Tomorrow, they will behave as if Annise's win is their defeat. It isn't.
Tomorrow, we will behave as if Annise's win is our victory. It is.
Tomorrow is not about yesterday's prejudice. What can anyone do about yesterday?
Tomorrow is about all the tomorrow's that will follow. What will you do with yours?
Lane Lewis is my "younger bro" as well as a close friend of Mayor Annise Parker. He was in the run-off for City Council District A and is returning as a Democratic Precinct Chair for Precinct 0448 in Oak Forest as well as the Democratic leadership of Senator John Whitmire's Senate District 15.
Most importantly, Lane has come in contact with Fred Phelps and Westboro Baptist Church "members" from Wichita, Kansas several times over the past twenty years and he knows of what he speaks.
Fortunately, and much to Houston's credit, there were no major incidents.
More from the Chronicle
Parker spoke of her parents and her Spring Branch upbringing, her father working two and three jobs and her mother working, as well, to support the family. On the campaign trail, she said, she came across many Houstonians in similar struggles.
The city of Houston is on your side," she said. "I firmly believe that our city's future will be shaped by our citizens — not our politicians. I welcome your suggestions."
Although she acknowledged in her 23-minute speech that Houston, like ever other city in America, faces budget difficulties, she declared the city "in an enviable position." The budget shortfall, she said, would not affect the current level of city services.
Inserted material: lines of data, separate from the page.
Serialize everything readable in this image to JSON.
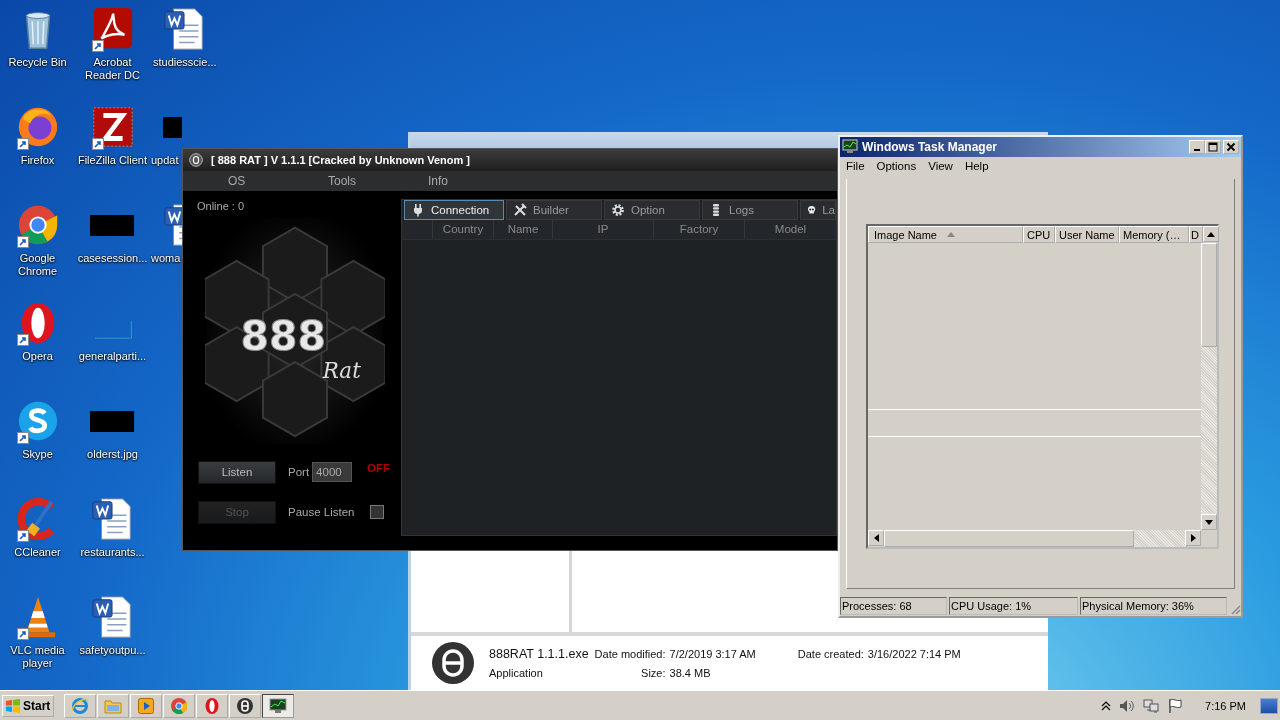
{
  "desktop": {
    "columns": [
      [
        {
          "label": "Recycle Bin",
          "kind": "recycle",
          "shortcut": false
        },
        {
          "label": "Firefox",
          "kind": "firefox",
          "shortcut": true
        },
        {
          "label": "Google Chrome",
          "kind": "chrome",
          "shortcut": true
        },
        {
          "label": "Opera",
          "kind": "opera",
          "shortcut": true
        },
        {
          "label": "Skype",
          "kind": "skype",
          "shortcut": true
        },
        {
          "label": "CCleaner",
          "kind": "ccleaner",
          "shortcut": true
        },
        {
          "label": "VLC media player",
          "kind": "vlc",
          "shortcut": true
        }
      ],
      [
        {
          "label": "Acrobat Reader DC",
          "kind": "acrobat",
          "shortcut": true
        },
        {
          "label": "FileZilla Client",
          "kind": "filezilla",
          "shortcut": true
        },
        {
          "label": "casesession...",
          "kind": "redacted",
          "shortcut": false
        },
        {
          "label": "generalparti...",
          "kind": "blank",
          "shortcut": false
        },
        {
          "label": "olderst.jpg",
          "kind": "redacted",
          "shortcut": false
        },
        {
          "label": "restaurants...",
          "kind": "word",
          "shortcut": false
        },
        {
          "label": "safetyoutpu...",
          "kind": "word",
          "shortcut": false
        }
      ],
      [
        {
          "label": "studiesscie...",
          "kind": "word",
          "shortcut": false
        },
        {
          "label": "updat",
          "kind": "redacted",
          "shortcut": false
        },
        {
          "label": "woma",
          "kind": "word",
          "shortcut": false
        }
      ]
    ]
  },
  "explorer": {
    "file": {
      "name": "888RAT 1.1.1.exe",
      "type": "Application",
      "details": [
        {
          "label": "Date modified:",
          "value": "7/2/2019 3:17 AM"
        },
        {
          "label": "Size:",
          "value": "38.4 MB"
        },
        {
          "label": "Date created:",
          "value": "3/16/2022 7:14 PM"
        }
      ]
    }
  },
  "rat": {
    "title": "[ 888 RAT ] V 1.1.1 [Cracked by Unknown Venom ]",
    "menu": [
      "OS",
      "Tools",
      "Info"
    ],
    "online": "Online : 0",
    "logo": {
      "number": "888",
      "script": "Rat"
    },
    "listen_button": "Listen",
    "port_label": "Port",
    "port": "4000",
    "status": "OFF",
    "stop_button": {
      "label": "Stop",
      "disabled": true
    },
    "pause": {
      "label": "Pause Listen",
      "checked": false
    },
    "tabs": [
      {
        "label": "Connection",
        "selected": true
      },
      {
        "label": "Builder",
        "selected": false
      },
      {
        "label": "Option",
        "selected": false
      },
      {
        "label": "Logs",
        "selected": false
      },
      {
        "label": "La",
        "selected": false
      }
    ],
    "columns": [
      "Country",
      "Name",
      "IP",
      "Factory",
      "Model"
    ]
  },
  "taskmgr": {
    "title": "Windows Task Manager",
    "menu": [
      "File",
      "Options",
      "View",
      "Help"
    ],
    "columns": [
      {
        "label": "Image Name",
        "sorted": true
      },
      {
        "label": "CPU",
        "sorted": false
      },
      {
        "label": "User Name",
        "sorted": false
      },
      {
        "label": "Memory (…",
        "sorted": false
      },
      {
        "label": "D",
        "sorted": false
      }
    ],
    "status": [
      "Processes: 68",
      "CPU Usage: 1%",
      "Physical Memory: 36%"
    ]
  },
  "taskbar": {
    "start": "Start",
    "apps": [
      {
        "kind": "ie",
        "selected": false
      },
      {
        "kind": "folder",
        "selected": false
      },
      {
        "kind": "media",
        "selected": false
      },
      {
        "kind": "chrome",
        "selected": false
      },
      {
        "kind": "opera",
        "selected": false
      },
      {
        "kind": "rat",
        "selected": false
      },
      {
        "kind": "taskmgr",
        "selected": true
      }
    ],
    "time": "7:16 PM"
  }
}
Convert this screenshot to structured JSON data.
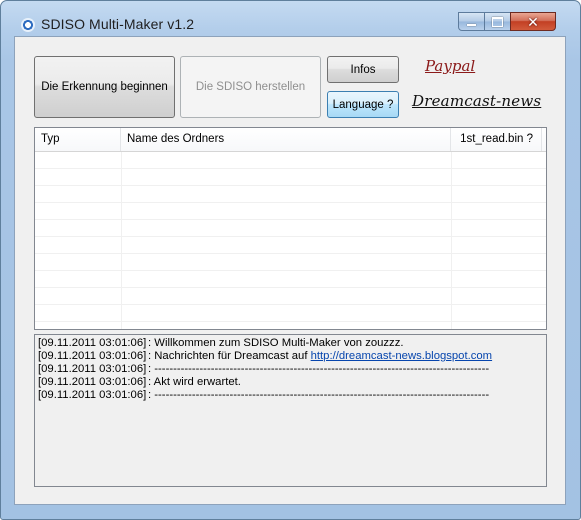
{
  "window": {
    "title": "SDISO Multi-Maker v1.2",
    "controls": {
      "minimize_icon": "minimize-icon",
      "maximize_icon": "maximize-icon",
      "close_icon": "close-icon"
    }
  },
  "toolbar": {
    "start_detection_label": "Die Erkennung beginnen",
    "create_sdiso_label": "Die SDISO herstellen",
    "infos_label": "Infos",
    "language_label": "Language ?",
    "paypal_link": "Paypal",
    "dreamcast_news_link": "Dreamcast-news"
  },
  "folder_list": {
    "columns": [
      "Typ",
      "Name des Ordners",
      "1st_read.bin ?"
    ],
    "rows": []
  },
  "log": {
    "lines": [
      {
        "timestamp": "[09.11.2011 03:01:06]",
        "text": ": Willkommen zum SDISO Multi-Maker von zouzzz."
      },
      {
        "timestamp": "[09.11.2011 03:01:06]",
        "text": ": Nachrichten für Dreamcast auf ",
        "link": "http://dreamcast-news.blogspot.com"
      },
      {
        "timestamp": "[09.11.2011 03:01:06]",
        "text": ": -----------------------------------------------------------------------------------------"
      },
      {
        "timestamp": "[09.11.2011 03:01:06]",
        "text": ": Akt wird erwartet."
      },
      {
        "timestamp": "[09.11.2011 03:01:06]",
        "text": ": -----------------------------------------------------------------------------------------"
      }
    ]
  },
  "colors": {
    "title_bar": "#b2cdea",
    "close_button": "#c23f23",
    "paypal_link": "#8b1a1a",
    "log_link": "#0645ad",
    "client_background": "#f0f0f0"
  }
}
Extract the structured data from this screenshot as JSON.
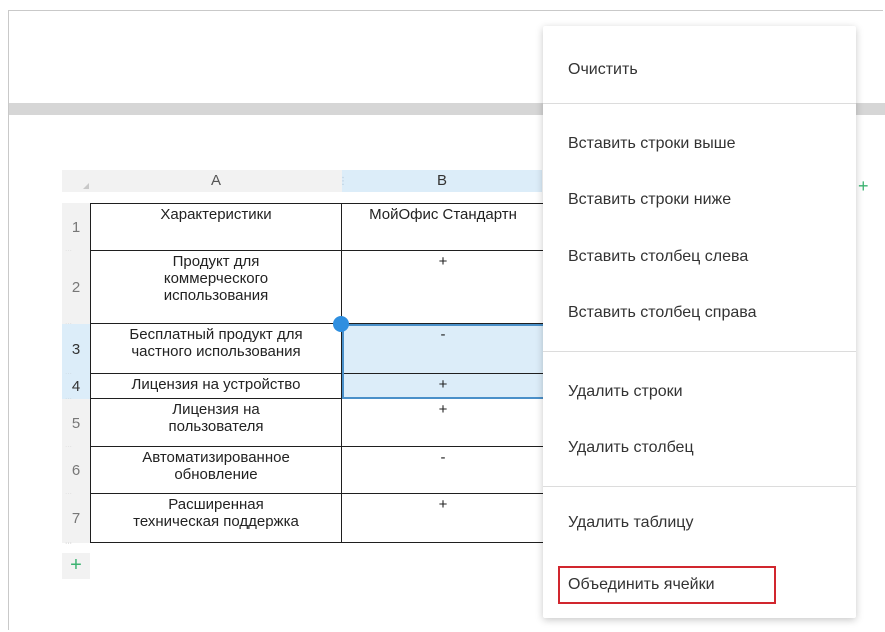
{
  "sheet": {
    "columns": [
      "A",
      "B"
    ],
    "rows": [
      {
        "num": "1",
        "a": "Характеристики",
        "b": "МойОфис Стандартн"
      },
      {
        "num": "2",
        "a": "Продукт для\nкоммерческого\nиспользования",
        "b": "+"
      },
      {
        "num": "3",
        "a": "Бесплатный продукт для\nчастного использования",
        "b": "-"
      },
      {
        "num": "4",
        "a": "Лицензия на устройство",
        "b": "+"
      },
      {
        "num": "5",
        "a": "Лицензия на\nпользователя",
        "b": "+"
      },
      {
        "num": "6",
        "a": "Автоматизированное\nобновление",
        "b": "-"
      },
      {
        "num": "7",
        "a": "Расширенная\nтехническая поддержка",
        "b": "+"
      }
    ],
    "add_row_icon": "+",
    "add_col_icon": "+",
    "selected_rows": [
      "3",
      "4"
    ],
    "selected_column": "B"
  },
  "context_menu": {
    "items": [
      "Очистить",
      "Вставить строки выше",
      "Вставить строки ниже",
      "Вставить столбец слева",
      "Вставить столбец справа",
      "Удалить строки",
      "Удалить столбец",
      "Удалить таблицу",
      "Объединить ячейки"
    ],
    "highlighted_item": "Объединить ячейки",
    "highlight_color": "#d1262e"
  },
  "colors": {
    "selection_fill": "#dcedf9",
    "selection_border": "#4a90c9",
    "add_icon": "#3cb371"
  }
}
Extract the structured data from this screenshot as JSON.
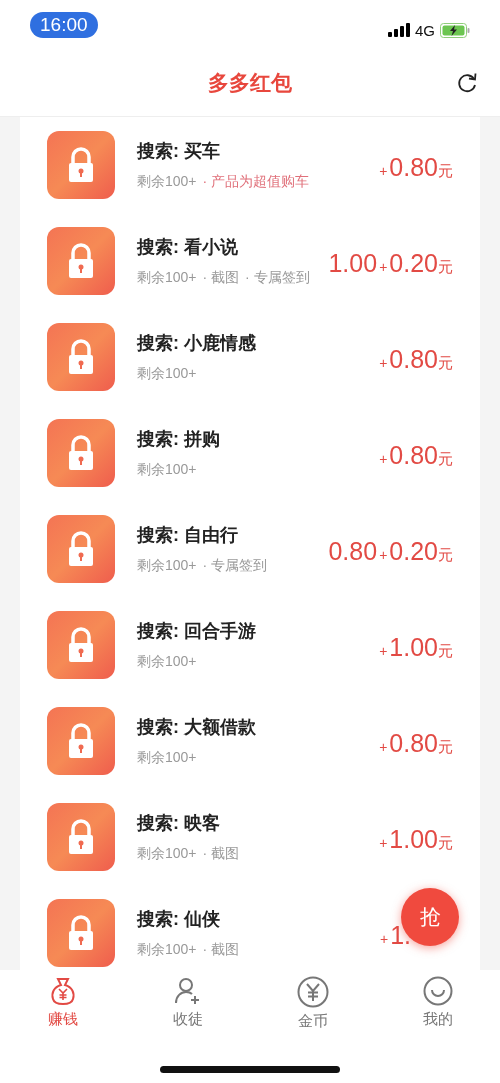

On the stage with the new mayor were five of her predecessors, including Fred Hofheinz, Kathy Whitmire, Lee Brown, Bob Lanier and Bill White. She thanked White for leaving the city "in good shape," while briefly discussing some of the challenges she will face in her first term, including shoring up the city's three pension funds, updating an aging infrastructure and completing a major round of redistricting that will proceed after the U.S. Census Bureau determines the city's population.
The ceremony, held at the Wortham Center was a festive occasion, including music from Houston's Grand Opera Orchestra and the Houston Symphony Orchestra, along with singers from four area choirs. Soprano Barbara Padilla, who was awarded first runner-up last year on "America's Got Talent," led the singing of the Star Spangled Banner and later sang a soaring version of "You'll Never Walk Alone," from the musical "Carousel."
Like other members of Houston's GLBT community, I felt an unmistakable sense of pride; today was especially memorable. Parker acknowledged the historic nature of her election as the first openly gay woman elected mayor of a major American city.
In truth," she said, "Houstonians weren't very surprised that a gay woman was elected. We have a tradition of electing mayors not for who they are but for what they believe we can do as a city."
Speaking to "my community," she said, "I understand how much this day means to you. I can feel your excitement and your joy, but I can also feel your apprehension. . . . I will gladly carry you forward, but today is simply one step for the tomorrow of greater justice."
Parker, 53, said she often is asked to compare Houston to other cities, but that the only city to which she could compare it was "the Houston in my imagination." That city, she said, was a city of neighborhoods "where the police are known and recognized, and they in turn know the neighborhood, and we are all safer. . a city where mass transit really works. . . a city with clean and safe air. . . a city safe from the ravages of flood water. . . a city where the high school drop-out rate is insignificant."
As her first official act as Mayor, Parker will swear in the 14 members of Houston City Council. This evening, a free concert, scheduled from 6 to 9 p.m. January 4, at Discovery Green will begin with Latin favorite Mango Punch and end with chart-topper Jennifer Holliday from the original Broadway version of Dream Girls. In the middle will be an over-the- top soul revue featuring:
• Archie Bell, whose #1 hit Tighten Up got the whole country "dancing just as good as they could walk" back in 1968.
• Roy Head, Texas legend of blue-eyed soul, who took Treat Her Right, recorded in the shadow of downtown, to #2 on the pop charts.
• Yvonne Washington, a soulful songstress who has been a part of generations of celebrations across the city.